My work focuses on the creation of illusory acts of tension between what is seemingly organic in form and what is clearly machined. The Organic, shaped by my hands, is illustrated in the rough surfaces and plant-like forms. These components are inspired by Nature. The Machined, characterized by the clean lines of the slip-cast objects and the plastic or clay 3D printed elements, is one step removed from my hands—formed by molds and modern technology. These parts, however, are not unnatural or inorganic. While these sleek components appear to be the offspring of the digital age, they are simply human manipulations of natural materials and processes.
The real difference between the organic and the machined lies in their inherent goals: one is predicated by a struggle for survival, while the other is predicated by a desire to achieve maximum efficiency.
When the analogue and the digital are juxtaposed, all tension fades away and the push and pull gives way to a merger. The eye beholds a single piece in which the organic and the machined coexist…in their natural states.
— Matt Mitros

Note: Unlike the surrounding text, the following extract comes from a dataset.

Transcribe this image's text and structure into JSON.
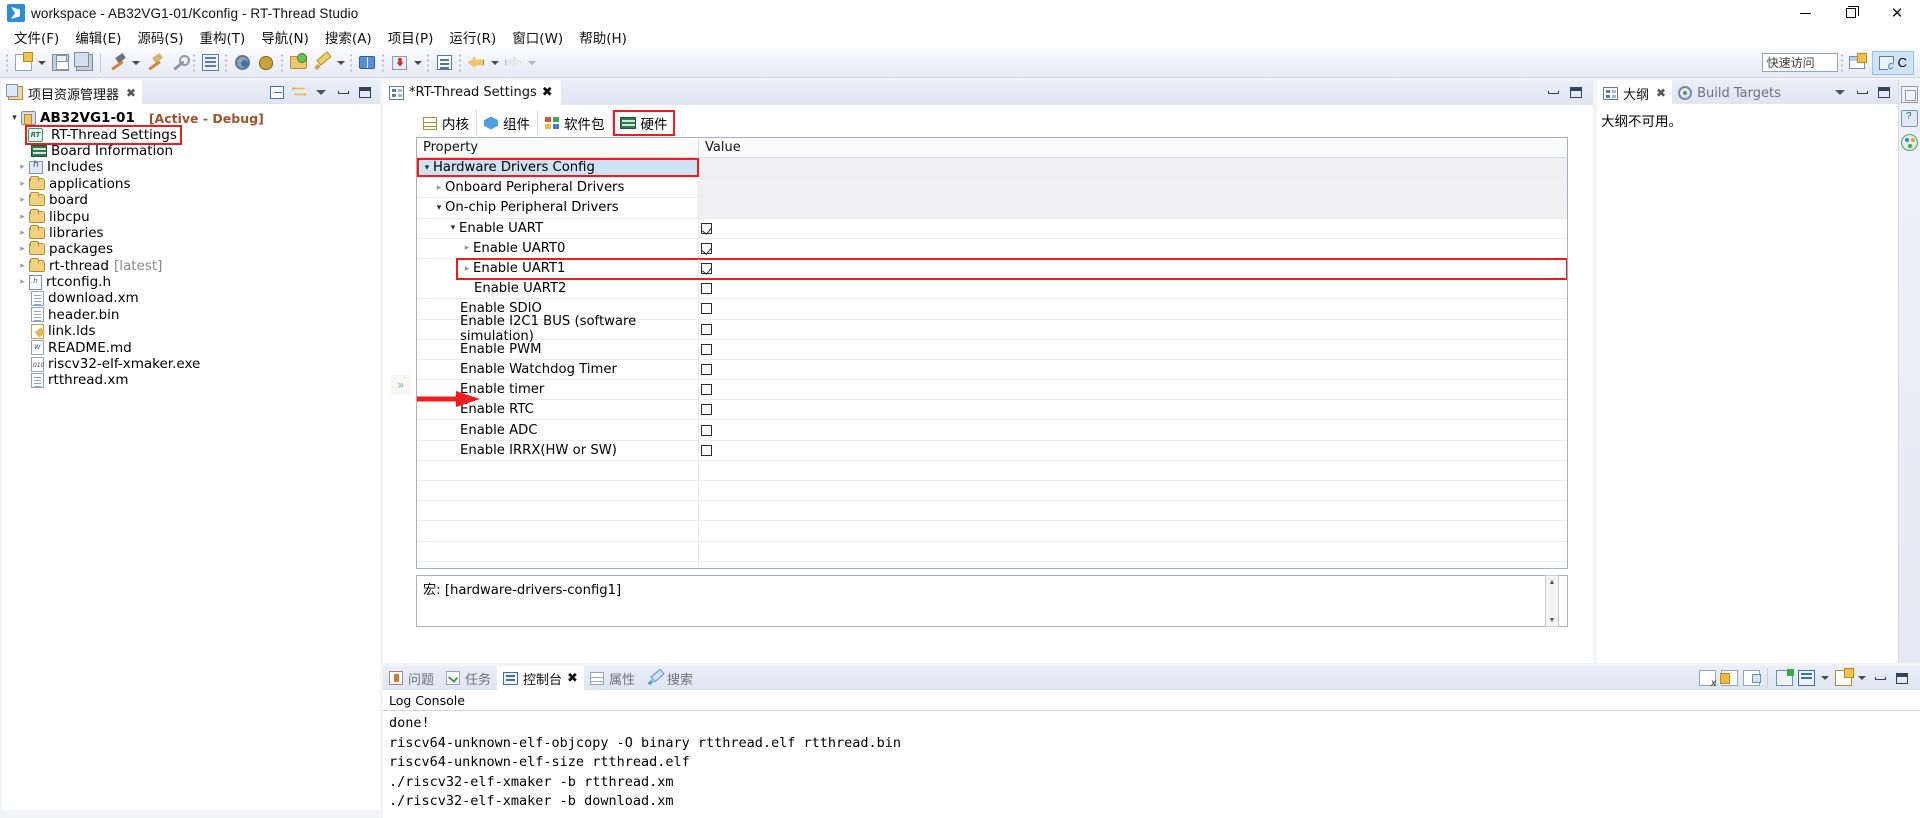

Matt Mitros was born in Philadelphia, PA. After graduating from Penn State University in 2001 with a BFA, Mitros completed a post-baccalaureate from the University of Illinois and holds an MFA from the University of Washington. Mitros has been an Artist-In-Residence at Arrowmont School of Arts & Crafts, the Archie Bray Foundation, and Red Lodge Clay Center. He is currently an Assistant Professor of Art at The University of Alabama.
In 2008 Mitros was an Artist Trust GAP (Grant for Artist Projects) recipient funded by the City of Seattle. Mitros was selected as a 2013 Emerging Artist by Ceramics Monthly. His work has been featured in Art in America, Art LTD, Clay Times, Ceramics Monthly, and City Arts Magazine, as well as the book 500 Figures in Clay. His work is in the permanent public collections of the National Museum of Slovenia, Bemidji State University, the Spartanburg Art Museum, the de Young Museum, The Hudgens Center for the Arts, Fine Arts Museum of Florida State University, and others.
Mitros maintains a studio in Tuscaloosa, AL where he lives with his family and two very lazy Whippets.